> [EXERCISE REQUIREMENTS]
Could you find every line in the entries below that holds the word "likes" and copy it?

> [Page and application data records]
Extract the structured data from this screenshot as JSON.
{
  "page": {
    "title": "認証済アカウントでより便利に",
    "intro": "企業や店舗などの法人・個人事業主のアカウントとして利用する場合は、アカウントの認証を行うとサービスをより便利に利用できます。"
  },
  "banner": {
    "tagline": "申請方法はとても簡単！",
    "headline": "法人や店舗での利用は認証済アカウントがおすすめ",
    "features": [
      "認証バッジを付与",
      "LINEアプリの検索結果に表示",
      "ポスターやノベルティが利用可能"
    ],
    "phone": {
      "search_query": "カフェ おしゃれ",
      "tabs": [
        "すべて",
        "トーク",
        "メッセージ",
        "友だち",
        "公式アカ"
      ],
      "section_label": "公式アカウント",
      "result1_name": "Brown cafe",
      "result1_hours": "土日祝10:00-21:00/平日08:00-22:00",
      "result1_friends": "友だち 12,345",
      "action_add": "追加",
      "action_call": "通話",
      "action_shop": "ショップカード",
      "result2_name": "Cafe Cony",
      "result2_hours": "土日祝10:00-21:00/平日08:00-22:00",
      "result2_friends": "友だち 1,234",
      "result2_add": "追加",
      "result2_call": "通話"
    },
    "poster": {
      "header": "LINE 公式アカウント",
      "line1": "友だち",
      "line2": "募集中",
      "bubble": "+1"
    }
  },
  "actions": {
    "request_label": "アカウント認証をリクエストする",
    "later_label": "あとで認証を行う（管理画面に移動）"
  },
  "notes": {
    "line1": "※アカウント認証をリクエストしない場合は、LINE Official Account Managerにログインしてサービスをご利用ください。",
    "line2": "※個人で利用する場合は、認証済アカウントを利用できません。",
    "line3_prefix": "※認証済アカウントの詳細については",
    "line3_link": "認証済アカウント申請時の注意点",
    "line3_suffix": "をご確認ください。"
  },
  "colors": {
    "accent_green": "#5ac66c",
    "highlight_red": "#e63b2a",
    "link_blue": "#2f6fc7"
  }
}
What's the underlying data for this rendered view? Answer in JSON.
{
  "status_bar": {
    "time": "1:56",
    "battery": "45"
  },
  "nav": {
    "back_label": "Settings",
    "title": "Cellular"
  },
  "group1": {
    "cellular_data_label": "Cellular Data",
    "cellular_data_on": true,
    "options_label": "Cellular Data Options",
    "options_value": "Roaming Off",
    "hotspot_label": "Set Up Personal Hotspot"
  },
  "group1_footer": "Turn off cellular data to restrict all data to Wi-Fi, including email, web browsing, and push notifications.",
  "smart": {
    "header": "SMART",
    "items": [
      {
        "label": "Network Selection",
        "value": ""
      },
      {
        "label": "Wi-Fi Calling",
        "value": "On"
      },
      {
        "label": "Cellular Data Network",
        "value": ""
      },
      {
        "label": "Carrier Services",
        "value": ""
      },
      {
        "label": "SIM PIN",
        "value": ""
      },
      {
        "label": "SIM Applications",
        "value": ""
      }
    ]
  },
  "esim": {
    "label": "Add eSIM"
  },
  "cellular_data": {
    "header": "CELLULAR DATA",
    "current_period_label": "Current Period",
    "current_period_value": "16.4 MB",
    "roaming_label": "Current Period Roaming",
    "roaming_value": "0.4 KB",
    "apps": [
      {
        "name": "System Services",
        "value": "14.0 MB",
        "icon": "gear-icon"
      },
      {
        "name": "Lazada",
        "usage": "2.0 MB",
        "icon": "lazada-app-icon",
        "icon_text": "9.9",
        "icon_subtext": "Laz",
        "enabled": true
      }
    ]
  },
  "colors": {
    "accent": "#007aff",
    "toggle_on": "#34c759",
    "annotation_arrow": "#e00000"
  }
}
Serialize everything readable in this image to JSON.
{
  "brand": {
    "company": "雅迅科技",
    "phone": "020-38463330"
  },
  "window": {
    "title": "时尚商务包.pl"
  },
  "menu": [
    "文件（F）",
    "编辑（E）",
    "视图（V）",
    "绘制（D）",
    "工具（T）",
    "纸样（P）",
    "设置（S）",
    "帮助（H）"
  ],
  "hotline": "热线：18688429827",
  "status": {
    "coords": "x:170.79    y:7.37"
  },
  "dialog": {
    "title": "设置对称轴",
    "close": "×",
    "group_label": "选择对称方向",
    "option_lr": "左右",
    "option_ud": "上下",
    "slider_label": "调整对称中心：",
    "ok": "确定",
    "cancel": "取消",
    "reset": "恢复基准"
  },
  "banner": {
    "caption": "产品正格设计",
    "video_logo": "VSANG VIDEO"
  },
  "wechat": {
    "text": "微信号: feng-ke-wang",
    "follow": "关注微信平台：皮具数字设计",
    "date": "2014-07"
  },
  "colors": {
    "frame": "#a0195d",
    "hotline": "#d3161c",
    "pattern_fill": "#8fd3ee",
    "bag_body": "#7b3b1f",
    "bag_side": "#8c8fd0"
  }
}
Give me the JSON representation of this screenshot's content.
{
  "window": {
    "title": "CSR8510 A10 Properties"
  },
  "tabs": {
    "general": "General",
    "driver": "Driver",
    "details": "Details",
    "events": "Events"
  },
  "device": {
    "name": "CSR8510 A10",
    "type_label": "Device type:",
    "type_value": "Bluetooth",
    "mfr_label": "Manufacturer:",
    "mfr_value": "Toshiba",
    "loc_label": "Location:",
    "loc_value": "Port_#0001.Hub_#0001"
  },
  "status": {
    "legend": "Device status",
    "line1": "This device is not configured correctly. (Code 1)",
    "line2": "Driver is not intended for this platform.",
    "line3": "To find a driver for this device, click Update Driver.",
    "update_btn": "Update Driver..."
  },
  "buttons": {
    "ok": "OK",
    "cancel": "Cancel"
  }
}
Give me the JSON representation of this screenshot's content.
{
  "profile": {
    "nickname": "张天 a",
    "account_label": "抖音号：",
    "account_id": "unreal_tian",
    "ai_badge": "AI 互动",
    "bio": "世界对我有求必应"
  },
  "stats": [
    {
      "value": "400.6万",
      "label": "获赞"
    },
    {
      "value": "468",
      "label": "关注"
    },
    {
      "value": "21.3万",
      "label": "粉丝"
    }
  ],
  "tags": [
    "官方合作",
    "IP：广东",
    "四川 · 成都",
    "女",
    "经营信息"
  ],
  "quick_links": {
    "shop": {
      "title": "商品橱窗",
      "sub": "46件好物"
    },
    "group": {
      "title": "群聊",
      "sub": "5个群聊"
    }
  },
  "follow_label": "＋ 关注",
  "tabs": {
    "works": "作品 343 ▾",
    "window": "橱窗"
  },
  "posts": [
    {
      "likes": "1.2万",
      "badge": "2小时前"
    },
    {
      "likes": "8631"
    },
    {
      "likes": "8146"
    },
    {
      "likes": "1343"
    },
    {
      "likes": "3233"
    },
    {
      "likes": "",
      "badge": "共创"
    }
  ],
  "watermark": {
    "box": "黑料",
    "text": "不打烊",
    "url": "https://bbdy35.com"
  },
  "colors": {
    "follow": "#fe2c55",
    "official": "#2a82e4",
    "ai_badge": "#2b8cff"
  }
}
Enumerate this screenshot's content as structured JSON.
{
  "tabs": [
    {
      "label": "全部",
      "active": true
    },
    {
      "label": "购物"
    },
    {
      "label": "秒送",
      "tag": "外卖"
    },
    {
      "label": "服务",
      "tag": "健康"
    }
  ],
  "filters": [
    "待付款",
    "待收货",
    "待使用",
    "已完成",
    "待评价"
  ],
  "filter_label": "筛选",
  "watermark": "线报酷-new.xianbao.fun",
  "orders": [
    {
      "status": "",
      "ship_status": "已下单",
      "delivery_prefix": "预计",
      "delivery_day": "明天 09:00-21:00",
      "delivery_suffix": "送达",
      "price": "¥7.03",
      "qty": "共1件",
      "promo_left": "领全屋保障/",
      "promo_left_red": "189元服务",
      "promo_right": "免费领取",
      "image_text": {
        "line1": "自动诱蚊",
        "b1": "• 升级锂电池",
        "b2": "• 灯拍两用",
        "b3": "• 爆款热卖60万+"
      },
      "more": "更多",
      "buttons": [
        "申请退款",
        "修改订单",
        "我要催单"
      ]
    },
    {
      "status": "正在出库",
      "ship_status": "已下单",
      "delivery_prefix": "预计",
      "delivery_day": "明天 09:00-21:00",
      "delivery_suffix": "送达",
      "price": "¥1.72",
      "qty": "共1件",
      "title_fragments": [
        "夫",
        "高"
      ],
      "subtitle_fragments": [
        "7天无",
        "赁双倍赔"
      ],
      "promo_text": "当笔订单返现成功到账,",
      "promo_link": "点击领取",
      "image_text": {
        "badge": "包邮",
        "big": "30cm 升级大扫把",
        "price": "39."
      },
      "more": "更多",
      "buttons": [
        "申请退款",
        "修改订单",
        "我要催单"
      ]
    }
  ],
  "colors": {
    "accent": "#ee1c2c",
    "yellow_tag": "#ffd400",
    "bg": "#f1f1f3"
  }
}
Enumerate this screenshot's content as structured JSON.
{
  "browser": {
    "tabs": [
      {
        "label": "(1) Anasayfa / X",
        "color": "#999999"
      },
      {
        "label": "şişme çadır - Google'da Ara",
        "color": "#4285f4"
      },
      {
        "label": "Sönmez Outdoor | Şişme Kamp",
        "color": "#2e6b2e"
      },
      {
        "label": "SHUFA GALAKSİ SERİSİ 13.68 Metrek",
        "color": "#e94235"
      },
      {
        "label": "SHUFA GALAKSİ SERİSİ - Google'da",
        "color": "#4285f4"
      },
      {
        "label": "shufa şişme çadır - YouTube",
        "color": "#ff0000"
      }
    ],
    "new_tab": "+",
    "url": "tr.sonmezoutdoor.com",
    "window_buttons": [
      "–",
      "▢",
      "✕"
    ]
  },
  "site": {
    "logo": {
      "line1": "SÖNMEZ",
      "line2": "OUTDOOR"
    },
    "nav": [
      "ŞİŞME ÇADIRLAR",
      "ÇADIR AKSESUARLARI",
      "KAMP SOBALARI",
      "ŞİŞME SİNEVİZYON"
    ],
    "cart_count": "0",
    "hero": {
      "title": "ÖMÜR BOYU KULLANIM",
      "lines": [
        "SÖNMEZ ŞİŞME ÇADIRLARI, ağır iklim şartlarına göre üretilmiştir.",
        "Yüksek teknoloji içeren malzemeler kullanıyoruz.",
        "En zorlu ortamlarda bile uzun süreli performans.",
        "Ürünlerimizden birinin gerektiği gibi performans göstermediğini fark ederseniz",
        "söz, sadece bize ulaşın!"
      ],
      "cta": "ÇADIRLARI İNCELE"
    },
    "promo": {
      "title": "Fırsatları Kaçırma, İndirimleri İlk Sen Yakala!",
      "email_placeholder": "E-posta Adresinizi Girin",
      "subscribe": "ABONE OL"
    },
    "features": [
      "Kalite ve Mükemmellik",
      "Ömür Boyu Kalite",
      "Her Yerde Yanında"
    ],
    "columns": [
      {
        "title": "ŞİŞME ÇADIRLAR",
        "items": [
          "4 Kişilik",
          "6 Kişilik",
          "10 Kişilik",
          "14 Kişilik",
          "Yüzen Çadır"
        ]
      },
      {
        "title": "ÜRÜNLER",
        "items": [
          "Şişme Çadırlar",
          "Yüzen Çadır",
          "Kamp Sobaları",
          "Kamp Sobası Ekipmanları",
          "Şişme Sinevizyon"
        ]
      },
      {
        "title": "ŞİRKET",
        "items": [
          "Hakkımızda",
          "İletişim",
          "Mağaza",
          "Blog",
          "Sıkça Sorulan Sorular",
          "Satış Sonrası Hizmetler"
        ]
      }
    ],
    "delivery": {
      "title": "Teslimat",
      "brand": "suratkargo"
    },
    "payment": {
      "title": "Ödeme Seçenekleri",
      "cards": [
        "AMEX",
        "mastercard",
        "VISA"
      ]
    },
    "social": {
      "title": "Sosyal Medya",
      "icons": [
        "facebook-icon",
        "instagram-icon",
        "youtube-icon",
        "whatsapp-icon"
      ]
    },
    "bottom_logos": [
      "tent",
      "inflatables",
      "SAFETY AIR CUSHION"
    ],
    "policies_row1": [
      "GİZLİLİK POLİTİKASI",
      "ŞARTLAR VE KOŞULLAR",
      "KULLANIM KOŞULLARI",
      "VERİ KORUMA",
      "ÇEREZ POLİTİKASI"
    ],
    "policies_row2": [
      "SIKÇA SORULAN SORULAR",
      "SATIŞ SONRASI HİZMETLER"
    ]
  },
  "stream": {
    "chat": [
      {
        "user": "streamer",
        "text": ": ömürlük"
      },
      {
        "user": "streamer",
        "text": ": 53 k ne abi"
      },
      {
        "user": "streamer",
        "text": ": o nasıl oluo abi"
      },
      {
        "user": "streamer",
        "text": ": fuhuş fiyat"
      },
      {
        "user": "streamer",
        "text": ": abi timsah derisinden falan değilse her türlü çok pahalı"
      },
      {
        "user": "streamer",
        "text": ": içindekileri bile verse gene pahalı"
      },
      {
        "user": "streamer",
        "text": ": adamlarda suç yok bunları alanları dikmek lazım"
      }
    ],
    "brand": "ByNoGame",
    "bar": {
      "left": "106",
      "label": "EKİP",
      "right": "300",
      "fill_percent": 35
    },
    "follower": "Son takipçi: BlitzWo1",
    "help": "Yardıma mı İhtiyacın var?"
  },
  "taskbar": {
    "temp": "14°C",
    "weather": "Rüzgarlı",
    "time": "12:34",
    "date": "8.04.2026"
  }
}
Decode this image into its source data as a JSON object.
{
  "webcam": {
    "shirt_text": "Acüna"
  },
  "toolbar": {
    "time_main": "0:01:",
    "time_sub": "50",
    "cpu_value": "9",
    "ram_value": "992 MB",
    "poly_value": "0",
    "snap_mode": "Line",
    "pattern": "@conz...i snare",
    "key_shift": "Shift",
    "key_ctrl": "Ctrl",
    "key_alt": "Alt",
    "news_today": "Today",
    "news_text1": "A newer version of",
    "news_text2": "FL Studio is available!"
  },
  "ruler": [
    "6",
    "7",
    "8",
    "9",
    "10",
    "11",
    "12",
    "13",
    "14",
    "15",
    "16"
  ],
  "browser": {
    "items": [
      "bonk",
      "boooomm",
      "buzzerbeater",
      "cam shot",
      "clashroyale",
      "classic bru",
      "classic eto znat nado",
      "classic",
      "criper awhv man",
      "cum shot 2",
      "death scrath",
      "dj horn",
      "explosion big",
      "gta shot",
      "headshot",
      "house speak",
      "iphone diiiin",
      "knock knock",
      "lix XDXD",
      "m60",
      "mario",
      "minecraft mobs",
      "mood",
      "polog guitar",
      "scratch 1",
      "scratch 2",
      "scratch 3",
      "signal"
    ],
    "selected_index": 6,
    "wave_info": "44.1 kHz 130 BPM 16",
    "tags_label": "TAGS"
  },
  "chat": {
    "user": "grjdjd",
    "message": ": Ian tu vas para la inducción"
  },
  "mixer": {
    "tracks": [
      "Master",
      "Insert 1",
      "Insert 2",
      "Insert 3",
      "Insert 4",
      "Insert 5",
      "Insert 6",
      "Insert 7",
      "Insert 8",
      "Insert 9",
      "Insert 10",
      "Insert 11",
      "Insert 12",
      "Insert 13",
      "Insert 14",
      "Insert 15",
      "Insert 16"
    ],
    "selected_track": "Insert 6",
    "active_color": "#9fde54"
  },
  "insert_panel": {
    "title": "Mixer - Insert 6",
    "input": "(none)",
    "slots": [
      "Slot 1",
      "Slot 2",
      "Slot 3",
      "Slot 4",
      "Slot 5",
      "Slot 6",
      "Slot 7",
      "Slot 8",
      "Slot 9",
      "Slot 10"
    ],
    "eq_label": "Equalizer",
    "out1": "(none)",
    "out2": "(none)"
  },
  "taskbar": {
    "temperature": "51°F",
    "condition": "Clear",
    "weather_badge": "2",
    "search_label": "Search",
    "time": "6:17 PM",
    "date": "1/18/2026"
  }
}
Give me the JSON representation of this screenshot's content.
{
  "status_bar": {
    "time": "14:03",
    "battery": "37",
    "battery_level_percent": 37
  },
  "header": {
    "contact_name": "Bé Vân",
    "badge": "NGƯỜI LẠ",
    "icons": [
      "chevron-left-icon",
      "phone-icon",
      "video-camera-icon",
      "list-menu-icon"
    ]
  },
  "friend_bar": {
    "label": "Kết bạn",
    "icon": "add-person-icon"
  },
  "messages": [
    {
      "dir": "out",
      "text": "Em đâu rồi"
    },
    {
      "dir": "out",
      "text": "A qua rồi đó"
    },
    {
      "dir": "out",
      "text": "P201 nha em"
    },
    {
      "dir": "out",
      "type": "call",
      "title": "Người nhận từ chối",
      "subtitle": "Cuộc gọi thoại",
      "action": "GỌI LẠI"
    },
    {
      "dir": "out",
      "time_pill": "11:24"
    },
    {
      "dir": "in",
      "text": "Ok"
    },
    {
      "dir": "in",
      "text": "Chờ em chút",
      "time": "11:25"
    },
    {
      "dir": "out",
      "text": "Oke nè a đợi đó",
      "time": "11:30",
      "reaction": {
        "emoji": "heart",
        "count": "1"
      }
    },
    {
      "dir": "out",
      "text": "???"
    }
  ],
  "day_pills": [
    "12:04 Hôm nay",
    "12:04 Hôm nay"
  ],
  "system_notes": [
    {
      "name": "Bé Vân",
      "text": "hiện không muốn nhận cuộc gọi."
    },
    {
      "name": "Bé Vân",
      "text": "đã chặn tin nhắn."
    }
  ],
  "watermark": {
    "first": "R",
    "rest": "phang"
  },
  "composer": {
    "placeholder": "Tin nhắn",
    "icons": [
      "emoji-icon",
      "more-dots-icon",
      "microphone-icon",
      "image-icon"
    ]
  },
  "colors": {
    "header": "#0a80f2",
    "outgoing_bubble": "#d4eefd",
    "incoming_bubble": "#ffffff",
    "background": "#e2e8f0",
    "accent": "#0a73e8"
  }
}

> [WRITTEN RESPONSE]
      "likes": "1.2万",
      "likes": "8631"
      "likes": "8146"
      "likes": "1343"
      "likes": "3233"
      "likes": "",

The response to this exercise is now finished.